Bust myths, challenge stereotypes and tune in this Mental Health Month
MYTH: You’re either normal or you’re mentally ill.
FACT: Mental health is a spectrum, and we all go through stages where we feel distressed, worried or disconnected. Everyone can benefit from good, accessible mental health support.
MYTH: A person is their diagnosis.
FACT: A diagnosis is like a framework for an individual to understand their symptoms and to help guide treatment. It’s not an entire identity. A diagnosis can be helpful, but it’s not a person.
MYTH: Everyone with a mental illness needs medication and psychology.
FACT: There’s lots of different ways people can find recovery, and many people use a combination of techniques and therapies to help them through.
When you hear the term ‘mental health’, what comes to mind? Unfortunately, there’s still lots of myths, misunderstandings, negative language and judgements associated with the concept of mental health. These can lead to stigma – a feeling that mental ill-health is something shameful.
The fact is that mental health affects everyone and is a broader concept than just dealing with any problems you may face. It’s about helping you to feel your best, cope with stressful situations and contribute to your community, whatever your personal situation.
Mental Health Month, which runs throughout October, is all about shining a light on mental health. It’s a great opportunity to challenge mental health stigma and to tune in to your own wellbeing. Here at Deakin, we want to talk about it, embrace it and normalise it – and give you any support you need to be the best version of yourself.
How to challenge mental health stigma
Your words and actions can have a big impact on the mental health of those around you. Something positive you can do is to become a mental health ally. This is as simple as noticing – and then challenging – stigma, which you can do in a range of ways:
Listen: Practise active listening, including being attentive to non-verbal communication. Listen to understand, not react, and ask questions if you need to. It can help to repeat things back to people to make sure you understand what they’re saying, especially if communicating is difficult for them.

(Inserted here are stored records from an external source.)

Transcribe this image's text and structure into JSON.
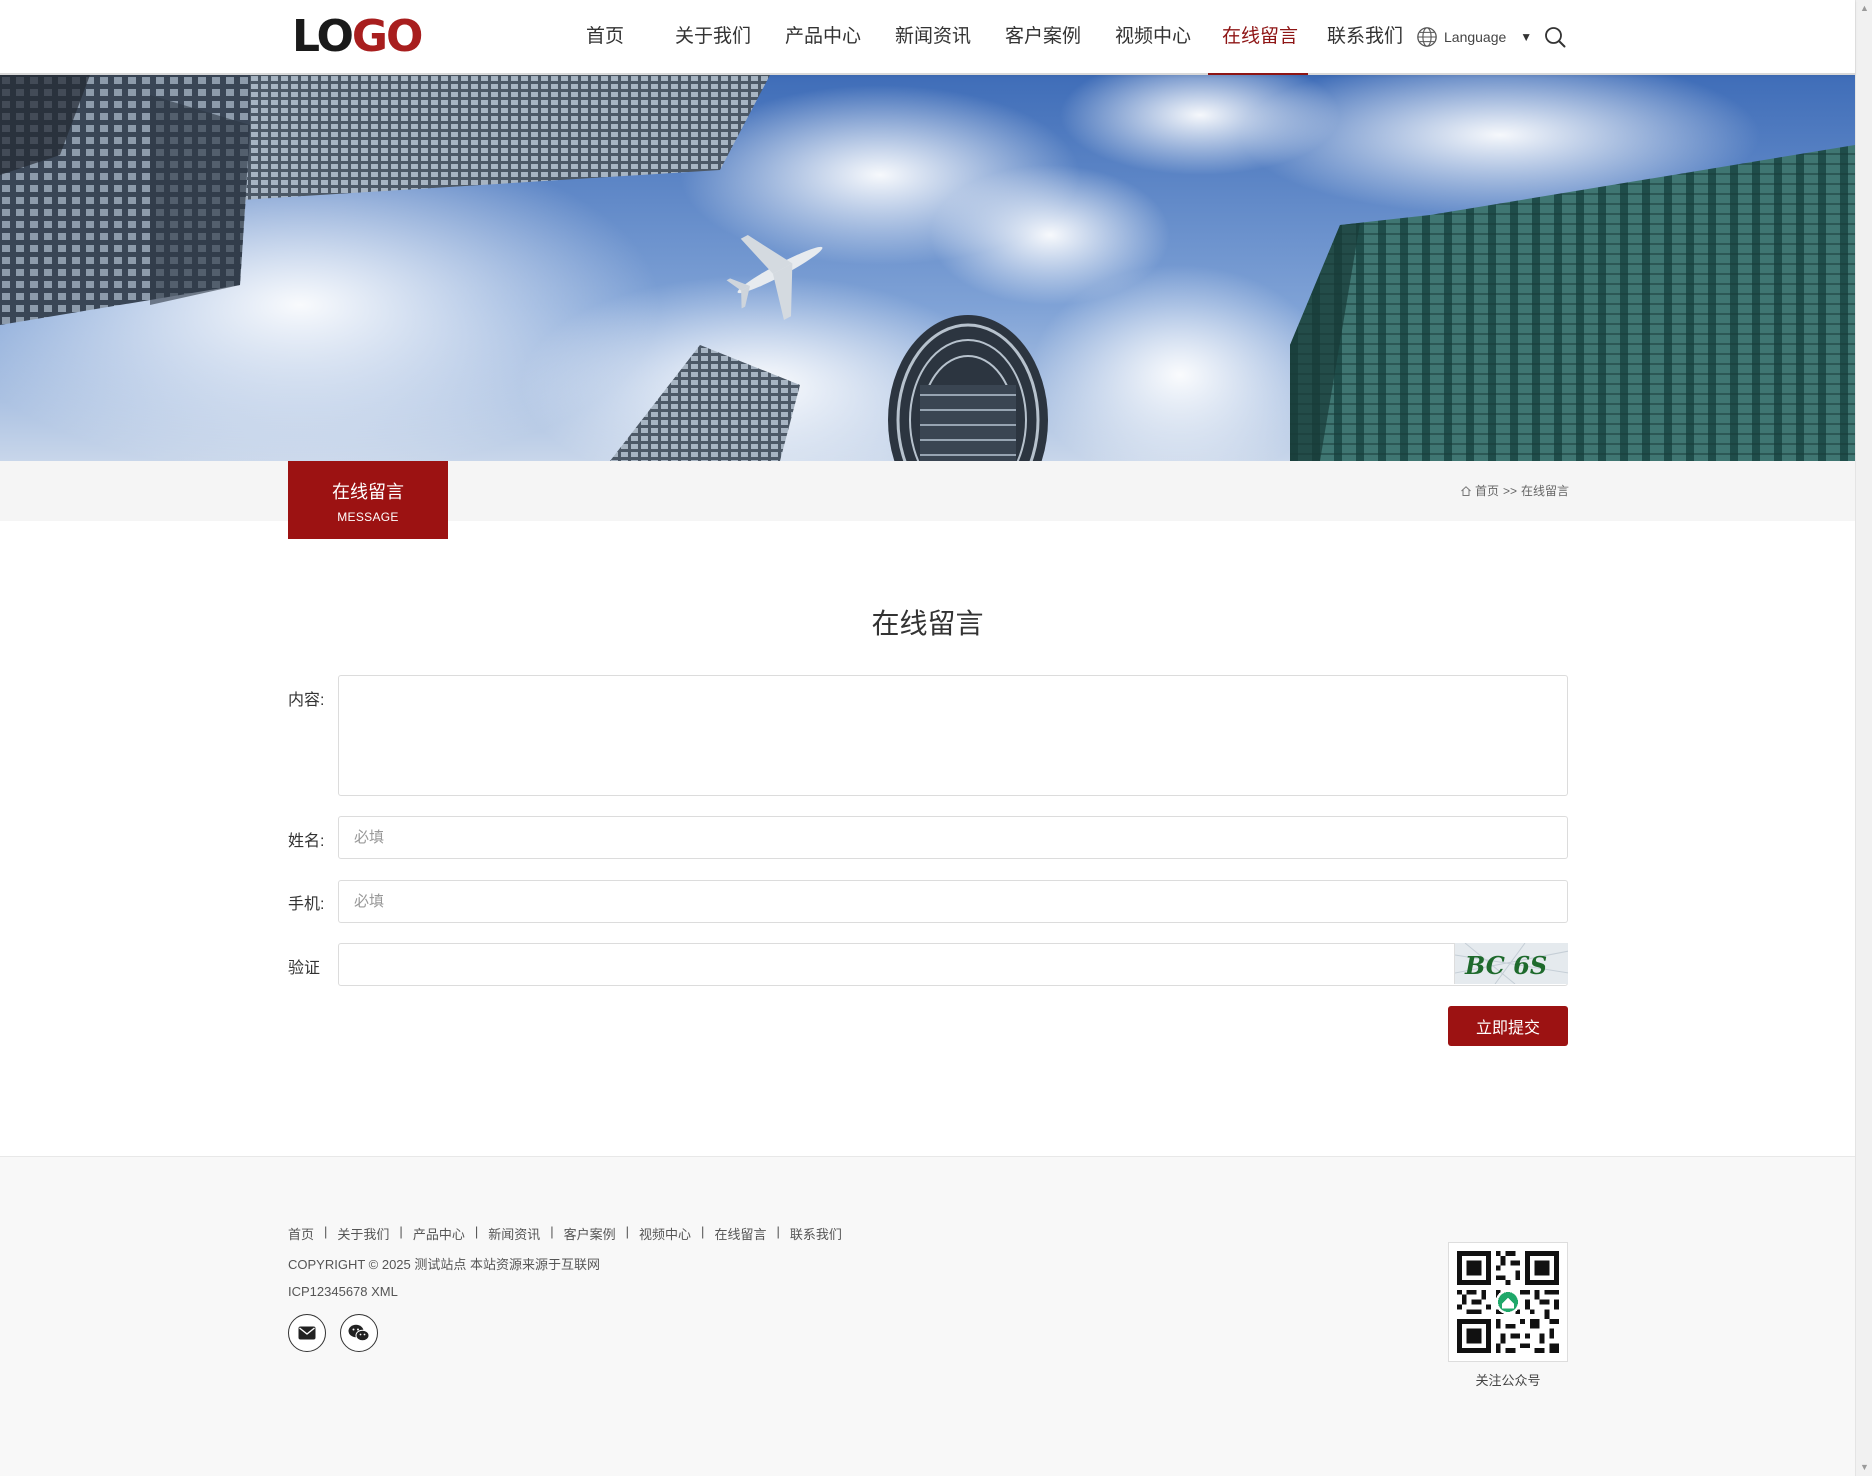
{
  "header": {
    "logo_left": "LO",
    "logo_right": "GO",
    "nav": [
      {
        "label": "首页"
      },
      {
        "label": "关于我们"
      },
      {
        "label": "产品中心"
      },
      {
        "label": "新闻资讯"
      },
      {
        "label": "客户案例"
      },
      {
        "label": "视频中心"
      },
      {
        "label": "在线留言",
        "active": true
      },
      {
        "label": "联系我们"
      }
    ],
    "language_label": "Language",
    "language_caret": "▼"
  },
  "section": {
    "title_cn": "在线留言",
    "title_en": "MESSAGE"
  },
  "breadcrumb": {
    "home": "首页",
    "separator": ">>",
    "current": "在线留言"
  },
  "form": {
    "title": "在线留言",
    "content_label": "内容:",
    "name_label": "姓名:",
    "name_placeholder": "必填",
    "phone_label": "手机:",
    "phone_placeholder": "必填",
    "captcha_label": "验证",
    "captcha_text": "BC 6S",
    "submit_label": "立即提交"
  },
  "footer": {
    "nav": [
      "首页",
      "关于我们",
      "产品中心",
      "新闻资讯",
      "客户案例",
      "视频中心",
      "在线留言",
      "联系我们"
    ],
    "copyright": "COPYRIGHT © 2025 测试站点 本站资源来源于互联网",
    "icp": "ICP12345678 XML",
    "qr_label": "关注公众号"
  },
  "colors": {
    "brand": "#9c1212",
    "nav_active": "#8e1515"
  }
}
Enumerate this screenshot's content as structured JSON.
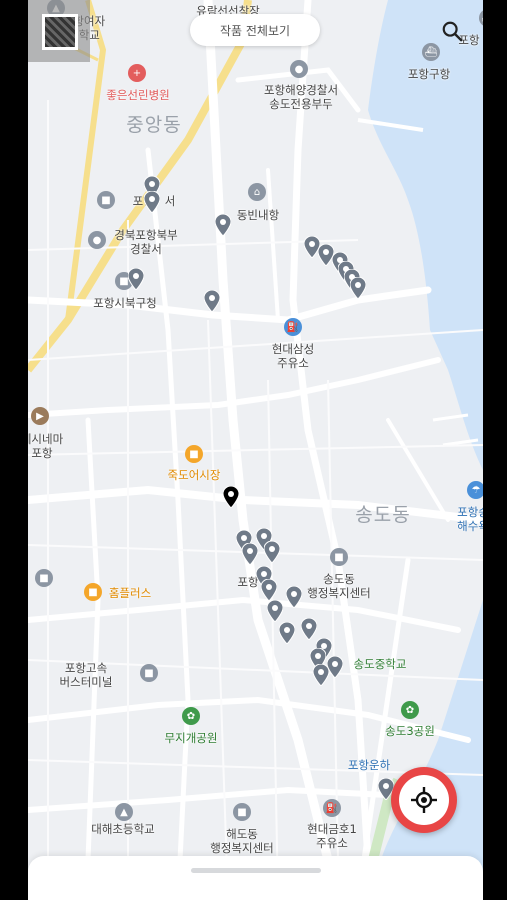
{
  "top_button": {
    "label": "작품 전체보기"
  },
  "districts": [
    {
      "name": "중앙동"
    },
    {
      "name": "송도동"
    }
  ],
  "labels": [
    {
      "text": "포항여자\n동학교",
      "kind": "plain"
    },
    {
      "text": "유람선선착장",
      "kind": "plain"
    },
    {
      "text": "포항구항",
      "kind": "plain"
    },
    {
      "text": "포항",
      "kind": "plain"
    },
    {
      "text": "좋은선린병원",
      "kind": "hosp"
    },
    {
      "text": "포항해양경찰서\n송도전용부두",
      "kind": "plain"
    },
    {
      "text": "포항   서",
      "kind": "plain"
    },
    {
      "text": "동빈내항",
      "kind": "plain"
    },
    {
      "text": "경북포항북부\n경찰서",
      "kind": "plain"
    },
    {
      "text": "포항시북구청",
      "kind": "plain"
    },
    {
      "text": "현대삼성\n주유소",
      "kind": "plain"
    },
    {
      "text": "메시네마\n포항",
      "kind": "plain"
    },
    {
      "text": "죽도어시장",
      "kind": "mkt"
    },
    {
      "text": "포항송\n해수욕",
      "kind": "blue"
    },
    {
      "text": "송도동\n행정복지센터",
      "kind": "plain"
    },
    {
      "text": "포항",
      "kind": "plain"
    },
    {
      "text": "홈플러스",
      "kind": "mkt"
    },
    {
      "text": "송도중학교",
      "kind": "park"
    },
    {
      "text": "포항고속\n버스터미널",
      "kind": "plain"
    },
    {
      "text": "무지개공원",
      "kind": "park"
    },
    {
      "text": "송도3공원",
      "kind": "park"
    },
    {
      "text": "포항운하",
      "kind": "blue"
    },
    {
      "text": "대해초등학교",
      "kind": "plain"
    },
    {
      "text": "해도동\n행정복지센터",
      "kind": "plain"
    },
    {
      "text": "현대금호1\n주유소",
      "kind": "plain"
    }
  ],
  "icons": {
    "search": "search-icon",
    "locate": "crosshair-icon",
    "qr": "qr-code-icon"
  },
  "colors": {
    "land": "#eef0f3",
    "water": "#cfe3f8",
    "road": "#ffffff",
    "major_road": "#f6df8c",
    "pin": "#6f7a88",
    "pin_selected": "#000000",
    "locate_ring": "#e84545"
  }
}
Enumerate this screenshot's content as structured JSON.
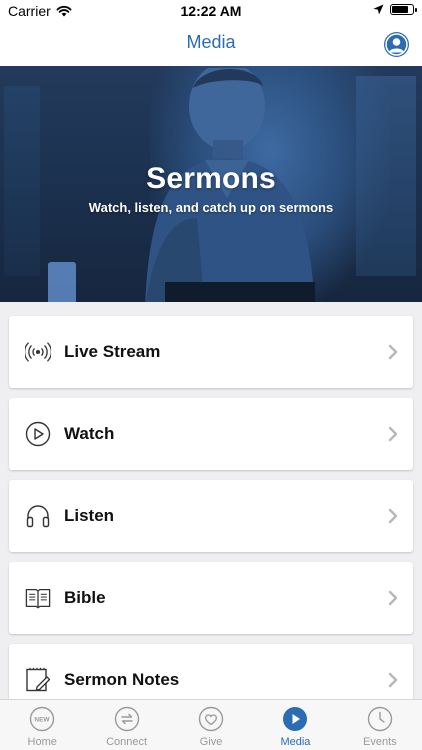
{
  "status_bar": {
    "carrier": "Carrier",
    "time": "12:22 AM"
  },
  "nav": {
    "title": "Media"
  },
  "hero": {
    "title": "Sermons",
    "subtitle": "Watch, listen, and catch up on sermons"
  },
  "menu": {
    "items": [
      {
        "label": "Live Stream",
        "icon": "broadcast-icon"
      },
      {
        "label": "Watch",
        "icon": "play-circle-icon"
      },
      {
        "label": "Listen",
        "icon": "headphones-icon"
      },
      {
        "label": "Bible",
        "icon": "book-icon"
      },
      {
        "label": "Sermon Notes",
        "icon": "notes-icon"
      }
    ]
  },
  "tab_bar": {
    "tabs": [
      {
        "label": "Home",
        "icon": "new-badge-icon",
        "badge": "NEW"
      },
      {
        "label": "Connect",
        "icon": "connect-icon"
      },
      {
        "label": "Give",
        "icon": "heart-icon"
      },
      {
        "label": "Media",
        "icon": "play-icon",
        "active": true
      },
      {
        "label": "Events",
        "icon": "clock-icon"
      }
    ]
  },
  "colors": {
    "accent": "#2c6cb3",
    "inactive": "#9a9a9a",
    "hero_tint": "#1c3352"
  }
}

Ask: Check in by asking things like, ‘Is this conversation still ok for you?’ Consider people’s boundaries and ask if there’s anything you can do to make the situation more accessible or comfortable; for example, ‘Would this conversation be more comfortable if we were side by side, rather than face to face?’
Get educated: There’s lots to learn about mental health, and the best place to start is from real-life experiences. There’s lots of creators on YouTube and TikTok who share their experiences, as well as podcasts, seminars and personal essays. Also check out resources from Beyond Blue, headspace and ReachOut.
Consider your language: Try not to use stigmatising language like ‘crazy’ or ‘mad’. If you’re talking about a situation, use words like ‘hectic’ or ‘chaotic’. When talking about a person, use ‘distressed’ or ‘angry’. If you notice others using these words, politely explain how this can negatively impact people who have experienced mental ill-health. Terms based on specific mental illnesses (‘psychotic’, ‘schizo’, ‘manic’) can also lead to prejudice and discrimination.
Ready to tune in to your own mental health?
During Mental Health Month at Deakin, here’s some ways you can look after yourself and focus on your wellbeing as you manage the added stress of the exam period:
- Try some yoga, meditation or pilates – DeakinACTIVE is running free online sessions during October.
- Understand the link between food and mood – explore the relationship between nutrition and brain health in this free three-week online course. Also check out our student-led healthy eating hub, Nourished @ Deakin, for recipe inspo and stay tuned for more helpful info during National Nutrition Week (16–23 October).
- Learn how to protect yourself online – online abuse can lead to depression, self-harm and even suicide. This dedicated self-defence webinar for women will give you practical advice on how to stay safe as you study and socialise online.
- Download the DeakinWELLBEING app – keep your uni life in balance and develop healthy habits with the app that’s your one-stop-shop for all things health and wellbeing.
Stay tuned for more info and resources throughout the month!
We also encourage you to access professional support whenever you need extra help. We offer a range of health and wellbeing services to support you during your time at Deakin.
For urgent support outside of business hours, contact Lifeline (13 11 14) or SuicideLine (1300 651 251) straight away. They’re available 24 hours a day, seven days a week.